#### WHAT TO WORK ON
Across the whole listing, filter for the string "Component" and copy every line that has it.

━━━━━ MATERIAL FOR THIS TASK

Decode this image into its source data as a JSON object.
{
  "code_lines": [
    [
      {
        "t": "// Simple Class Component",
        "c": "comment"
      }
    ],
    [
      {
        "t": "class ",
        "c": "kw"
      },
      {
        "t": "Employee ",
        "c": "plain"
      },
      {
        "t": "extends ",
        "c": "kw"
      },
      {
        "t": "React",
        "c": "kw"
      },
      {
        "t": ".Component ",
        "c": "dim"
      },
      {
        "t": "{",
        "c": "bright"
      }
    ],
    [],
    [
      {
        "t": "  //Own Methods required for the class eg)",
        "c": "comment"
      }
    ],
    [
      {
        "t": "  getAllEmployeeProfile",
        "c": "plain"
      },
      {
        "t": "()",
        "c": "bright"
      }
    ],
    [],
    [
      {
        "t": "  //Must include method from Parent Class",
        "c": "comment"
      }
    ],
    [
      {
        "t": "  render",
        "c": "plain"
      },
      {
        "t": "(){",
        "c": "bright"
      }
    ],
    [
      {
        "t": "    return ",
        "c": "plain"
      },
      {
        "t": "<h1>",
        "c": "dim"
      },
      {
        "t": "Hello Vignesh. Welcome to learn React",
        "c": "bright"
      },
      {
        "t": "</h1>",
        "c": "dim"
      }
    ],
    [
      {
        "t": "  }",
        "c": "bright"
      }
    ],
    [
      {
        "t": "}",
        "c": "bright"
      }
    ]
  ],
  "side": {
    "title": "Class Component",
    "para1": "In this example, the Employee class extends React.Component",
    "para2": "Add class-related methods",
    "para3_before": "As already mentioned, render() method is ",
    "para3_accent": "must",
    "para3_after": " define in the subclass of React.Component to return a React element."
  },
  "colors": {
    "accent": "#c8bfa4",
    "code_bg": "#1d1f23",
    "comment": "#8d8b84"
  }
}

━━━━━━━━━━

#### SOLUTION FOR THIS PROBLEM
        "t": "// Simple Class Component",
        "t": ".Component ",
    "title": "Class Component",
    "para1": "In this example, the Employee class extends React.Component",
    "para3_after": " define in the subclass of React.Component to return a React element."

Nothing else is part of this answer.